ACTIVITY
A faithful, word-for-word copy of the records is required, and it must contain no pictures.

SUPPLIED RECORDS
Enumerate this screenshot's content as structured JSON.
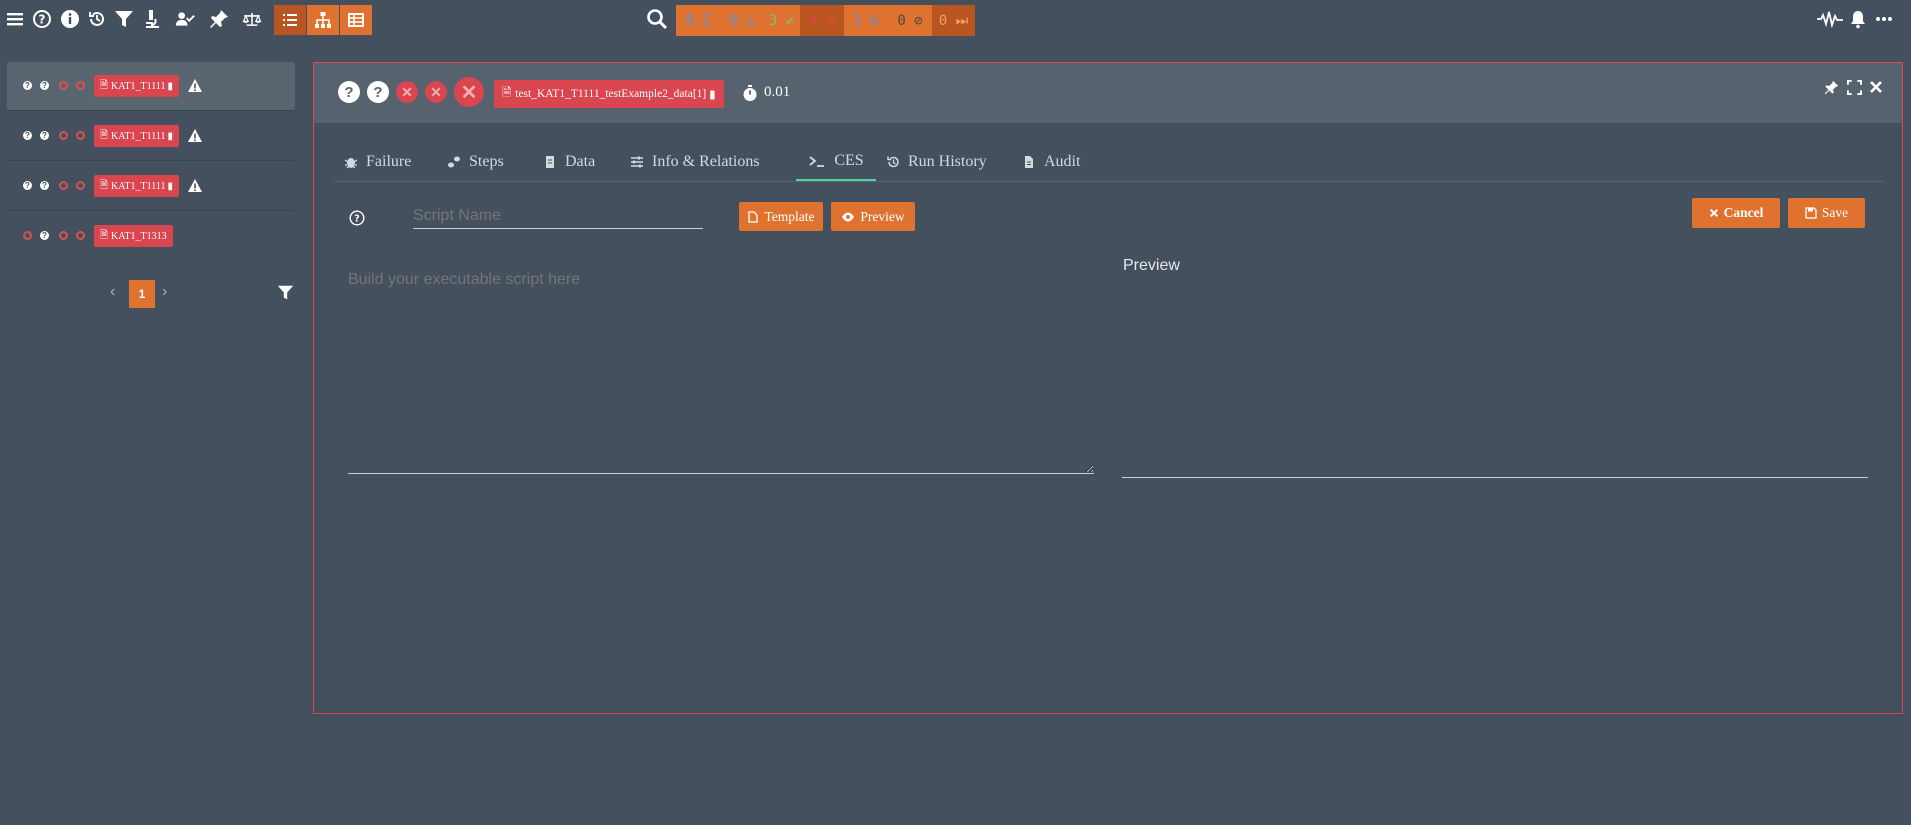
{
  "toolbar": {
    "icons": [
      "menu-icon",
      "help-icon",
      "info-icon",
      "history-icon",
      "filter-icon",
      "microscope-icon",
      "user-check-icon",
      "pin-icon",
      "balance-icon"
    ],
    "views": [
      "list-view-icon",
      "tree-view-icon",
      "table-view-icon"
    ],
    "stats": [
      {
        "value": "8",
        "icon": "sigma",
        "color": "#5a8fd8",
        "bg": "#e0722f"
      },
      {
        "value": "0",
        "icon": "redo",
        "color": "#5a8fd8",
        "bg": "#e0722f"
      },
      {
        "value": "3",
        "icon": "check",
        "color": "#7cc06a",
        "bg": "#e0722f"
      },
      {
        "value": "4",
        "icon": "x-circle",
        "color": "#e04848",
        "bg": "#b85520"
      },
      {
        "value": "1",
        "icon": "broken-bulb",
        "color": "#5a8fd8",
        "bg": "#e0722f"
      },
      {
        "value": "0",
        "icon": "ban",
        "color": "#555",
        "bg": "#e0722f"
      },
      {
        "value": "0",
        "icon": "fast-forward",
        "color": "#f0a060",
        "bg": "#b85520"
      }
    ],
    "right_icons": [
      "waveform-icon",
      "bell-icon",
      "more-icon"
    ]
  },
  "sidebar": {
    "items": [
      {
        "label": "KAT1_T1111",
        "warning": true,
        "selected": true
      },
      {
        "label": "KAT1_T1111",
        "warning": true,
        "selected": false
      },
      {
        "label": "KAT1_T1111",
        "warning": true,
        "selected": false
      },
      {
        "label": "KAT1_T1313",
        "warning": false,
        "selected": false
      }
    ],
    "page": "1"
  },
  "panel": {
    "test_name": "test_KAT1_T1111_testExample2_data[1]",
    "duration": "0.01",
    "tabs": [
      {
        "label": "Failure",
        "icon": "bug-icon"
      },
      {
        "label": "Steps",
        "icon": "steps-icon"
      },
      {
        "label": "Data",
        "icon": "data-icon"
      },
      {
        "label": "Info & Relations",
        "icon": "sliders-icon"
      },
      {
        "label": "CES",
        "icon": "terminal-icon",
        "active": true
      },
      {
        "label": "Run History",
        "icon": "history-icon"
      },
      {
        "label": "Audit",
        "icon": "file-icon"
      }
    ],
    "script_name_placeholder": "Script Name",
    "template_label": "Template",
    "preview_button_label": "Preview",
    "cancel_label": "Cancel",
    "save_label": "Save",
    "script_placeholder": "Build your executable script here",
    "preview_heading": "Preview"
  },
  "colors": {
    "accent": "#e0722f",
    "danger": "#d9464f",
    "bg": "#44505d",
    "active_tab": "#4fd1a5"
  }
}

RESULT BELOW
Enumerate this screenshot's content as structured JSON.
{
  "toolbar": {
    "icons": [
      "menu-icon",
      "help-icon",
      "info-icon",
      "history-icon",
      "filter-icon",
      "microscope-icon",
      "user-check-icon",
      "pin-icon",
      "balance-icon"
    ],
    "views": [
      "list-view-icon",
      "tree-view-icon",
      "table-view-icon"
    ],
    "stats": [
      {
        "value": "8",
        "icon": "sigma",
        "color": "#5a8fd8",
        "bg": "#e0722f"
      },
      {
        "value": "0",
        "icon": "redo",
        "color": "#5a8fd8",
        "bg": "#e0722f"
      },
      {
        "value": "3",
        "icon": "check",
        "color": "#7cc06a",
        "bg": "#e0722f"
      },
      {
        "value": "4",
        "icon": "x-circle",
        "color": "#e04848",
        "bg": "#b85520"
      },
      {
        "value": "1",
        "icon": "broken-bulb",
        "color": "#5a8fd8",
        "bg": "#e0722f"
      },
      {
        "value": "0",
        "icon": "ban",
        "color": "#555",
        "bg": "#e0722f"
      },
      {
        "value": "0",
        "icon": "fast-forward",
        "color": "#f0a060",
        "bg": "#b85520"
      }
    ],
    "right_icons": [
      "waveform-icon",
      "bell-icon",
      "more-icon"
    ]
  },
  "sidebar": {
    "items": [
      {
        "label": "KAT1_T1111",
        "warning": true,
        "selected": true
      },
      {
        "label": "KAT1_T1111",
        "warning": true,
        "selected": false
      },
      {
        "label": "KAT1_T1111",
        "warning": true,
        "selected": false
      },
      {
        "label": "KAT1_T1313",
        "warning": false,
        "selected": false
      }
    ],
    "page": "1"
  },
  "panel": {
    "test_name": "test_KAT1_T1111_testExample2_data[1]",
    "duration": "0.01",
    "tabs": [
      {
        "label": "Failure",
        "icon": "bug-icon"
      },
      {
        "label": "Steps",
        "icon": "steps-icon"
      },
      {
        "label": "Data",
        "icon": "data-icon"
      },
      {
        "label": "Info & Relations",
        "icon": "sliders-icon"
      },
      {
        "label": "CES",
        "icon": "terminal-icon",
        "active": true
      },
      {
        "label": "Run History",
        "icon": "history-icon"
      },
      {
        "label": "Audit",
        "icon": "file-icon"
      }
    ],
    "script_name_placeholder": "Script Name",
    "template_label": "Template",
    "preview_button_label": "Preview",
    "cancel_label": "Cancel",
    "save_label": "Save",
    "script_placeholder": "Build your executable script here",
    "preview_heading": "Preview"
  },
  "colors": {
    "accent": "#e0722f",
    "danger": "#d9464f",
    "bg": "#44505d",
    "active_tab": "#4fd1a5"
  }
}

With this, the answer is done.